"What weíre concerned about is why anyone would allow a large population to be added to Hillside Avenue? No matter what the development might consist of, itís just too big. Itís plain common sense," added Strasser.

Question water supply

But an equally troubling issue is that of water supply on the peaceful, tree-lined street. The same aquifer feeds wells in Upper Saddle River and Saddle River along with wells on Hillside Avenue.

"A deep well would have to be dug to provide a development of that size with water. That could drain all the other wells around, and severely lower the aquifer," claims Muro.

She further indicated that United Water is concerned over the water problem and has indicated that it cannot provide Water to Hillside Avenue for several years. According to Muro, all the wells in Rockland, Upper Saddle River, and Saddle River rely on rain to keep functioning.

Cite fire threat

Fire is also a potential threat on Hillside Avenue, which has no fire hydrants. With no source of water to fight fire, and heavily wooded multi-acre properties, Muro is concerned that a fire once started, could spread over much of the street. She says there would be an increased threat of fire with candles and stoves being left on for long periods of time on holy days.

But drinking water remains a huge issue for Strasser who says his well is not very deep. "Everyone here has a well. Some are deeper than others. A shallow well is more likely to become contaminated especially in light of all the sewer overflows. My concern is fresh clean drinking water."

He points to a five-year study of the water table levels which has only been in progress for one year.

"We have not been able to get any answers from this study and most likely will have no indication of the severity of the problem before another four years," Strasser says.

Muro says she is of the opinion that making people aware, getting them organized and getting folks out to vote is vital to the progress of Democracy.

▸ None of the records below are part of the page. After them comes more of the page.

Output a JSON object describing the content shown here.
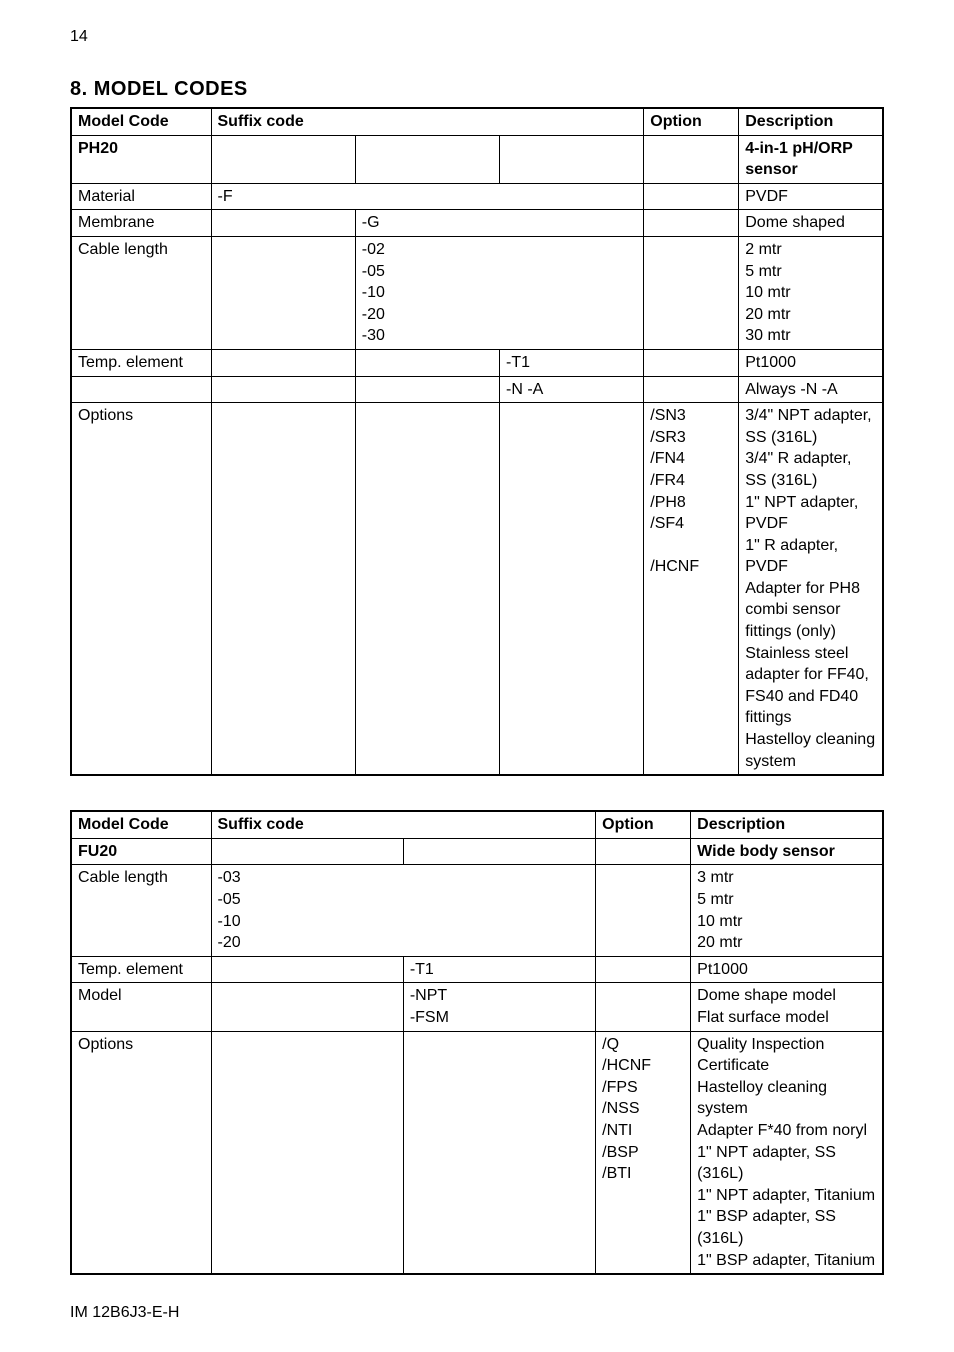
{
  "page_number": "14",
  "section_title": "8. MODEL CODES",
  "footer": "IM 12B6J3-E-H",
  "table1": {
    "headers": {
      "model_code": "Model Code",
      "suffix_code": "Suffix code",
      "option": "Option",
      "description": "Description"
    },
    "row_ph20": {
      "code": "PH20",
      "desc": "4-in-1 pH/ORP sensor"
    },
    "row_material": {
      "label": "Material",
      "suffix": "-F",
      "desc": "PVDF"
    },
    "row_membrane": {
      "label": "Membrane",
      "suffix": "-G",
      "desc": "Dome shaped"
    },
    "row_cable": {
      "label": "Cable length",
      "suffix": "-02\n-05\n-10\n-20\n-30",
      "desc": "2 mtr\n5 mtr\n10 mtr\n20 mtr\n30 mtr"
    },
    "row_temp": {
      "label": "Temp. element",
      "suffix": "-T1",
      "desc": "Pt1000"
    },
    "row_na": {
      "suffix": "-N -A",
      "desc": "Always -N -A"
    },
    "row_options": {
      "label": "Options",
      "option": "/SN3\n/SR3\n/FN4\n/FR4\n/PH8\n/SF4\n\n/HCNF",
      "desc": "3/4\" NPT adapter, SS (316L)\n3/4\" R adapter, SS (316L)\n1\" NPT adapter, PVDF\n1\" R adapter, PVDF\nAdapter for PH8 combi sensor fittings (only)\nStainless steel adapter for FF40, FS40 and FD40 fittings\nHastelloy cleaning system\n "
    }
  },
  "table2": {
    "headers": {
      "model_code": "Model Code",
      "suffix_code": "Suffix code",
      "option": "Option",
      "description": "Description"
    },
    "row_fu20": {
      "code": "FU20",
      "desc": "Wide body sensor"
    },
    "row_cable": {
      "label": "Cable length",
      "suffix": "-03\n-05\n-10\n-20",
      "desc": "3 mtr\n5 mtr\n10 mtr\n20 mtr"
    },
    "row_temp": {
      "label": "Temp. element",
      "suffix": "-T1",
      "desc": "Pt1000"
    },
    "row_model": {
      "label": "Model",
      "suffix": "-NPT\n-FSM",
      "desc": "Dome shape model\nFlat surface model"
    },
    "row_options": {
      "label": "Options",
      "option": "/Q\n/HCNF\n/FPS\n/NSS\n/NTI\n/BSP\n/BTI",
      "desc": "Quality Inspection Certificate\nHastelloy cleaning system\nAdapter F*40 from noryl\n1\" NPT adapter, SS (316L)\n1\" NPT adapter, Titanium\n1\" BSP adapter, SS (316L)\n1\" BSP adapter, Titanium\n "
    }
  }
}
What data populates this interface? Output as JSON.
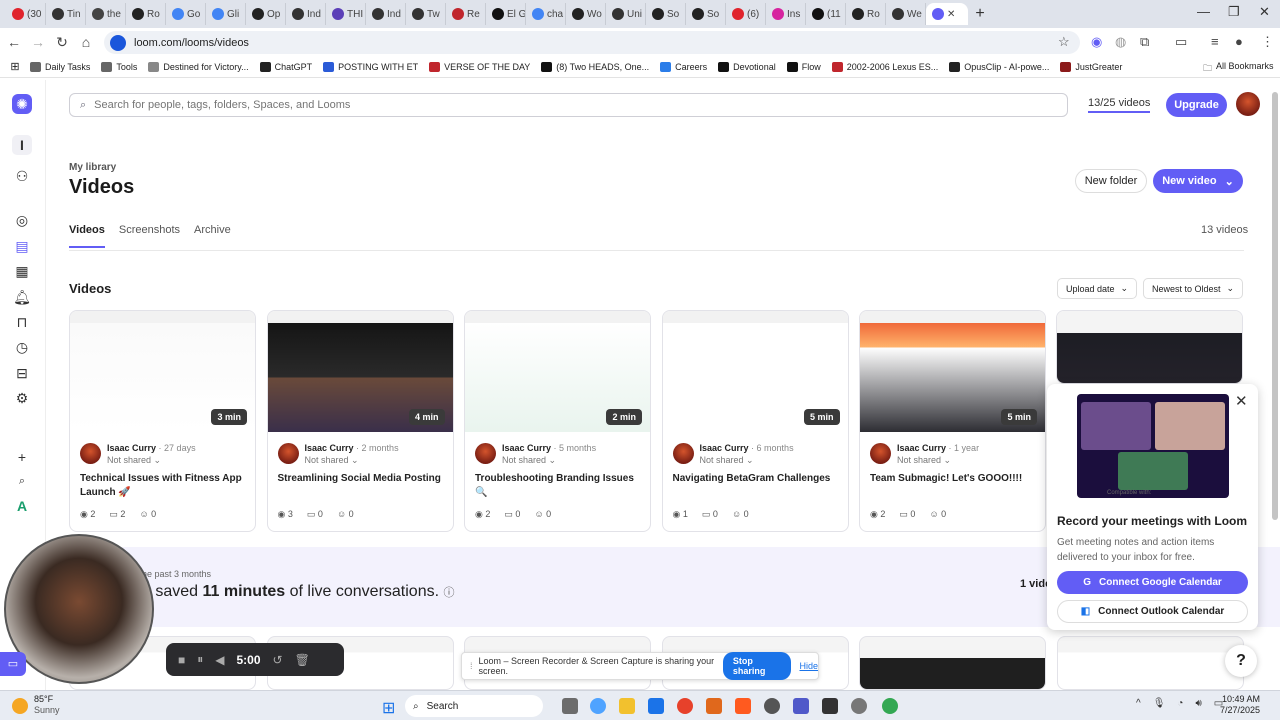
{
  "browser": {
    "tabs": [
      {
        "label": "(30",
        "color": "#e0242d"
      },
      {
        "label": "Tin",
        "color": "#333333"
      },
      {
        "label": "the",
        "color": "#444444"
      },
      {
        "label": "Ro",
        "color": "#222222"
      },
      {
        "label": "Go",
        "color": "#4285f4"
      },
      {
        "label": "Gli",
        "color": "#4285f4"
      },
      {
        "label": "Op",
        "color": "#222222"
      },
      {
        "label": "Ind",
        "color": "#333333"
      },
      {
        "label": "THI",
        "color": "#5b3fb8"
      },
      {
        "label": "Ind",
        "color": "#333333"
      },
      {
        "label": "Tw",
        "color": "#333333"
      },
      {
        "label": "Re",
        "color": "#c0262d"
      },
      {
        "label": "El G",
        "color": "#111111"
      },
      {
        "label": "cha",
        "color": "#4285f4"
      },
      {
        "label": "Wo",
        "color": "#222222"
      },
      {
        "label": "Uni",
        "color": "#333333"
      },
      {
        "label": "So",
        "color": "#222222"
      },
      {
        "label": "So",
        "color": "#222222"
      },
      {
        "label": "(6)",
        "color": "#e0242d"
      },
      {
        "label": "Ins",
        "color": "#d6249f"
      },
      {
        "label": "(11",
        "color": "#111111"
      },
      {
        "label": "Ro",
        "color": "#222222"
      },
      {
        "label": "We",
        "color": "#333333"
      }
    ],
    "active_tab_label": "",
    "url": "loom.com/looms/videos",
    "bookmarks": [
      {
        "label": "Daily Tasks",
        "color": "#666666"
      },
      {
        "label": "Tools",
        "color": "#666666"
      },
      {
        "label": "Destined for Victory...",
        "color": "#888888"
      },
      {
        "label": "ChatGPT",
        "color": "#222222"
      },
      {
        "label": "POSTING WITH ET",
        "color": "#2b5bd7"
      },
      {
        "label": "VERSE OF THE DAY",
        "color": "#c0262d"
      },
      {
        "label": "(8) Two HEADS, One...",
        "color": "#111111"
      },
      {
        "label": "Careers",
        "color": "#2b7de9"
      },
      {
        "label": "Devotional",
        "color": "#111111"
      },
      {
        "label": "Flow",
        "color": "#111111"
      },
      {
        "label": "2002-2006 Lexus ES...",
        "color": "#c0262d"
      },
      {
        "label": "OpusClip - AI-powe...",
        "color": "#222222"
      },
      {
        "label": "JustGreater",
        "color": "#8b1a1a"
      }
    ],
    "all_bookmarks": "All Bookmarks"
  },
  "app": {
    "accent": "#625df5",
    "search_placeholder": "Search for people, tags, folders, Spaces, and Looms",
    "video_count": "13/25 videos",
    "upgrade": "Upgrade",
    "breadcrumb": "My library",
    "title": "Videos",
    "new_folder": "New folder",
    "new_video": "New video",
    "tabs": [
      "Videos",
      "Screenshots",
      "Archive"
    ],
    "total": "13 videos",
    "section_title": "Videos",
    "sort_by": "Upload date",
    "sort_order": "Newest to Oldest"
  },
  "cards": [
    {
      "duration": "3 min",
      "author": "Isaac Curry",
      "ago": "27 days",
      "shared": "Not shared",
      "title": "Technical Issues with Fitness App Launch 🚀",
      "views": "2",
      "comments": "2",
      "reactions": "0"
    },
    {
      "duration": "4 min",
      "author": "Isaac Curry",
      "ago": "2 months",
      "shared": "Not shared",
      "title": "Streamlining Social Media Posting",
      "views": "3",
      "comments": "0",
      "reactions": "0"
    },
    {
      "duration": "2 min",
      "author": "Isaac Curry",
      "ago": "5 months",
      "shared": "Not shared",
      "title": "Troubleshooting Branding Issues 🔍",
      "views": "2",
      "comments": "0",
      "reactions": "0"
    },
    {
      "duration": "5 min",
      "author": "Isaac Curry",
      "ago": "6 months",
      "shared": "Not shared",
      "title": "Navigating BetaGram Challenges",
      "views": "1",
      "comments": "0",
      "reactions": "0"
    },
    {
      "duration": "5 min",
      "author": "Isaac Curry",
      "ago": "1 year",
      "shared": "Not shared",
      "title": "Team Submagic! Let's GOOO!!!!",
      "views": "2",
      "comments": "0",
      "reactions": "0"
    }
  ],
  "banner": {
    "period": "he past 3 months",
    "saved_prefix": "u saved ",
    "saved_value": "11 minutes",
    "saved_suffix": " of live conversations.",
    "right": "1 vide"
  },
  "recorder": {
    "time": "5:00"
  },
  "sharing": {
    "message": "Loom – Screen Recorder & Screen Capture is sharing your screen.",
    "stop": "Stop sharing",
    "hide": "Hide"
  },
  "popup": {
    "title": "Record your meetings with Loom",
    "desc": "Get meeting notes and action items delivered to your inbox for free.",
    "google": "Connect Google Calendar",
    "outlook": "Connect Outlook Calendar",
    "caption": "Compatible with:"
  },
  "taskbar": {
    "temp": "85°F",
    "weather": "Sunny",
    "search": "Search",
    "time": "10:49 AM",
    "date": "7/27/2025"
  }
}
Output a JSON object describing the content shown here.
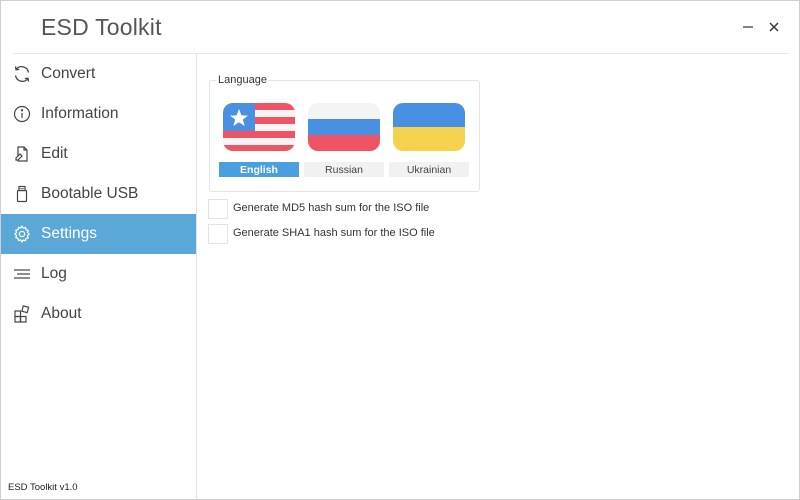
{
  "app": {
    "title": "ESD Toolkit",
    "version": "ESD Toolkit v1.0"
  },
  "window_controls": {
    "minimize": "—",
    "close": "✕"
  },
  "sidebar": {
    "items": [
      {
        "label": "Convert",
        "icon": "refresh-icon",
        "active": false
      },
      {
        "label": "Information",
        "icon": "info-icon",
        "active": false
      },
      {
        "label": "Edit",
        "icon": "edit-file-icon",
        "active": false
      },
      {
        "label": "Bootable USB",
        "icon": "usb-icon",
        "active": false
      },
      {
        "label": "Settings",
        "icon": "gear-icon",
        "active": true
      },
      {
        "label": "Log",
        "icon": "log-lines-icon",
        "active": false
      },
      {
        "label": "About",
        "icon": "about-blocks-icon",
        "active": false
      }
    ]
  },
  "settings": {
    "language_group_title": "Language",
    "languages": [
      {
        "label": "English",
        "flag": "us-flag-icon",
        "selected": true
      },
      {
        "label": "Russian",
        "flag": "russia-flag-icon",
        "selected": false
      },
      {
        "label": "Ukrainian",
        "flag": "ukraine-flag-icon",
        "selected": false
      }
    ],
    "options": [
      {
        "label": "Generate MD5 hash sum for the ISO file",
        "checked": false
      },
      {
        "label": "Generate SHA1 hash sum for the ISO file",
        "checked": false
      }
    ]
  },
  "colors": {
    "accent": "#5aa7d8",
    "language_selected": "#4aa0de",
    "flag_red": "#ef5465",
    "flag_blue": "#4a90e2",
    "flag_yellow": "#f5d24e"
  }
}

"Now the majority of people on the village board support us. People came out to vote and these candidates got 78 percent of the vote."

Muro also recommends residents of the affected areas log on to to get news on these issues.